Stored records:

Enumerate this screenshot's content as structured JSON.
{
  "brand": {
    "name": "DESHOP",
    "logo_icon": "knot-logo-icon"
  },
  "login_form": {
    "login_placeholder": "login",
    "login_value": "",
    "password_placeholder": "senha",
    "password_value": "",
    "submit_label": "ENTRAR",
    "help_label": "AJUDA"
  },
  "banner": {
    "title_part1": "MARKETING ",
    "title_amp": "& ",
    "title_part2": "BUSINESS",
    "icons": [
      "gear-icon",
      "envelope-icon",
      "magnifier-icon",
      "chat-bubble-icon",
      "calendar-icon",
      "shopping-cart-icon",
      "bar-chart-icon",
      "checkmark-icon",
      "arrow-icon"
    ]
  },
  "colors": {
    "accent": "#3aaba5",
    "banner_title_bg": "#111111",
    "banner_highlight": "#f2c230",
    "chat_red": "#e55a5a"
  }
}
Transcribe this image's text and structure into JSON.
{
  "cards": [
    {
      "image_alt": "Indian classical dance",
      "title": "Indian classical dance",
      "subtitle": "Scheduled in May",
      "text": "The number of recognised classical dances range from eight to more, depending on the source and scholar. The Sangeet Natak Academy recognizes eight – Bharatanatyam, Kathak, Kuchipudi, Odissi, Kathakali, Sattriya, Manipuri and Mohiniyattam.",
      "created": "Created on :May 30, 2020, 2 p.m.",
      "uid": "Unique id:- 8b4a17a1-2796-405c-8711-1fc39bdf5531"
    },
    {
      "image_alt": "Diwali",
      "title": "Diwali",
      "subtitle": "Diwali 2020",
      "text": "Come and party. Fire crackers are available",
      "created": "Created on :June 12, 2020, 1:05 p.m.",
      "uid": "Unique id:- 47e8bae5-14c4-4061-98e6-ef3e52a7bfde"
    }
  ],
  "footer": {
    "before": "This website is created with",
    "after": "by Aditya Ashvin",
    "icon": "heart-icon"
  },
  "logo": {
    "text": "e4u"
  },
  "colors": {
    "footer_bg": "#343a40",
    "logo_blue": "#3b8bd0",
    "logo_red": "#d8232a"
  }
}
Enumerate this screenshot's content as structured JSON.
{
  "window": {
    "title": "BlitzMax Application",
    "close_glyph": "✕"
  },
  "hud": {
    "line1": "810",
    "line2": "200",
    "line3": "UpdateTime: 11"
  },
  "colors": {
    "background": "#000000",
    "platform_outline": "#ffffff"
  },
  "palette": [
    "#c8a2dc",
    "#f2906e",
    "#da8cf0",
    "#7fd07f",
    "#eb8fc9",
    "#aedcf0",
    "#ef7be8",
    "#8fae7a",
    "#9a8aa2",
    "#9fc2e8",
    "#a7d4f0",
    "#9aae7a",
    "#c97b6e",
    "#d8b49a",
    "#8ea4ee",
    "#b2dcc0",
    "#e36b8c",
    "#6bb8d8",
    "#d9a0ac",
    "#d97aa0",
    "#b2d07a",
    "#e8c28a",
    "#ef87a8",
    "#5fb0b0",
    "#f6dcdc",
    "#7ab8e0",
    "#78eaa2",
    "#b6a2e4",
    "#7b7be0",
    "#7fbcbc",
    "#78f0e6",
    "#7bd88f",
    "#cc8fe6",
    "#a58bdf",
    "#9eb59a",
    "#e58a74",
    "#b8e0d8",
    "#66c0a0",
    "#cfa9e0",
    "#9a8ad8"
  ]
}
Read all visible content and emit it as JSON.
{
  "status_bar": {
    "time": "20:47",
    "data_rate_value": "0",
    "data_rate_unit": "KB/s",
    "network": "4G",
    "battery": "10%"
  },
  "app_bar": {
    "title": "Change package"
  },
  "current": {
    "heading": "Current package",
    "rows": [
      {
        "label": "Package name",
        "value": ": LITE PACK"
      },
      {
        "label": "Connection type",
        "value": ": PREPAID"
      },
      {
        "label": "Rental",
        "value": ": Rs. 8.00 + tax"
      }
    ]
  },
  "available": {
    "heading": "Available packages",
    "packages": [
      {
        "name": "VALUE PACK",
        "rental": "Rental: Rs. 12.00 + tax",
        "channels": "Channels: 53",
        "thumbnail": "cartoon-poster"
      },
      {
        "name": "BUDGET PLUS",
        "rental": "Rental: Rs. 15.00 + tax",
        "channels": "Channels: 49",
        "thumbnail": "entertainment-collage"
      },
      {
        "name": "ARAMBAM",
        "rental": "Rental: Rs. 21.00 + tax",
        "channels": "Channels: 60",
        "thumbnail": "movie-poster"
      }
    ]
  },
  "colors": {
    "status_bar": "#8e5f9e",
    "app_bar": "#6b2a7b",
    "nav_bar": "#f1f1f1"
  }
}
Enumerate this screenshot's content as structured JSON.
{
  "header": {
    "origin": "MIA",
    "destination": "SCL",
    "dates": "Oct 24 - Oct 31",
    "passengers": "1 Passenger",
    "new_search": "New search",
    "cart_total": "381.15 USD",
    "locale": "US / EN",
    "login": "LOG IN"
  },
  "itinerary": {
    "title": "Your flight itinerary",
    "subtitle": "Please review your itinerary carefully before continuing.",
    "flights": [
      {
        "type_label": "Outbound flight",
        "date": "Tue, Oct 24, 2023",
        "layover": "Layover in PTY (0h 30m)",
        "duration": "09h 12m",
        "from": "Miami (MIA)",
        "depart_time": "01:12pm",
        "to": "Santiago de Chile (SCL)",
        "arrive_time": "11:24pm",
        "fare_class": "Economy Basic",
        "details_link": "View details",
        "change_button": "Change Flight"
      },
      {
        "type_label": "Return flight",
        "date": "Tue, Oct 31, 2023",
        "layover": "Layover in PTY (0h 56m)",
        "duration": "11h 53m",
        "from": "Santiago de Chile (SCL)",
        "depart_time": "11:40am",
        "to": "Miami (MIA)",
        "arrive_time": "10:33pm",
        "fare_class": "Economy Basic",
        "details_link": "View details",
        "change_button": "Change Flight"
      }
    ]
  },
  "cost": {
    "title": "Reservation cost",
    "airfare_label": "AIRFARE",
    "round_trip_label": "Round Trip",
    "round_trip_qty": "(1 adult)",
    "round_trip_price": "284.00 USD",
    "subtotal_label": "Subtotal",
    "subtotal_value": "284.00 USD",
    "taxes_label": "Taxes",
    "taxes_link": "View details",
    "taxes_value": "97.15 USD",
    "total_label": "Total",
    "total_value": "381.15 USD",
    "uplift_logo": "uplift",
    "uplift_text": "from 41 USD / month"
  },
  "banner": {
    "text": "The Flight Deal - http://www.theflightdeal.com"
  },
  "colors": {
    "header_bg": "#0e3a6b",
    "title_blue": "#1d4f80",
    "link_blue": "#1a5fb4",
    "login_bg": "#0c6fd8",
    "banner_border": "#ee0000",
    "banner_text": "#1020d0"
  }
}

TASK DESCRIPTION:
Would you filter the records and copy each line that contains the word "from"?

TASK SOLUTION:
      "text": "The number of recognised classical dances range from eight to more, depending on the source and scholar. The Sangeet Natak Academy recognizes eight – Bharatanatyam, Kathak, Kuchipudi, Odissi, Kathakali, Sattriya, Manipuri and Mohiniyattam.",
        "from": "Miami (MIA)",
        "from": "Santiago de Chile (SCL)",
    "uplift_text": "from 41 USD / month"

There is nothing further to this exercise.